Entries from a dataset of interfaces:
-=-=-=-=-
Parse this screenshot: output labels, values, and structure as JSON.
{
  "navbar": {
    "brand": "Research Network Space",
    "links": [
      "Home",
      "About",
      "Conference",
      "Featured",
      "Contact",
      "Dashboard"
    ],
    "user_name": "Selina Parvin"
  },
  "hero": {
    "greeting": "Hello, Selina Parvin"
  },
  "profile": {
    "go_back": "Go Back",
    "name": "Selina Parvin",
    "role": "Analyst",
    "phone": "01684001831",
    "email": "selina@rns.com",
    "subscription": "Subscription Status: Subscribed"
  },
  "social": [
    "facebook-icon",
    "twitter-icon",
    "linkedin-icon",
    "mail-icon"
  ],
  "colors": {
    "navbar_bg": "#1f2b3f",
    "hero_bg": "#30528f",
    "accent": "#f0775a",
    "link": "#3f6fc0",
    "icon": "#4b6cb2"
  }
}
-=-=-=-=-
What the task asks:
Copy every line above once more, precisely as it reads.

Exercise response:
Parse this screenshot: output labels, values, and structure as JSON.
{
  "navbar": {
    "brand": "Research Network Space",
    "links": [
      "Home",
      "About",
      "Conference",
      "Featured",
      "Contact",
      "Dashboard"
    ],
    "user_name": "Selina Parvin"
  },
  "hero": {
    "greeting": "Hello, Selina Parvin"
  },
  "profile": {
    "go_back": "Go Back",
    "name": "Selina Parvin",
    "role": "Analyst",
    "phone": "01684001831",
    "email": "selina@rns.com",
    "subscription": "Subscription Status: Subscribed"
  },
  "social": [
    "facebook-icon",
    "twitter-icon",
    "linkedin-icon",
    "mail-icon"
  ],
  "colors": {
    "navbar_bg": "#1f2b3f",
    "hero_bg": "#30528f",
    "accent": "#f0775a",
    "link": "#3f6fc0",
    "icon": "#4b6cb2"
  }
}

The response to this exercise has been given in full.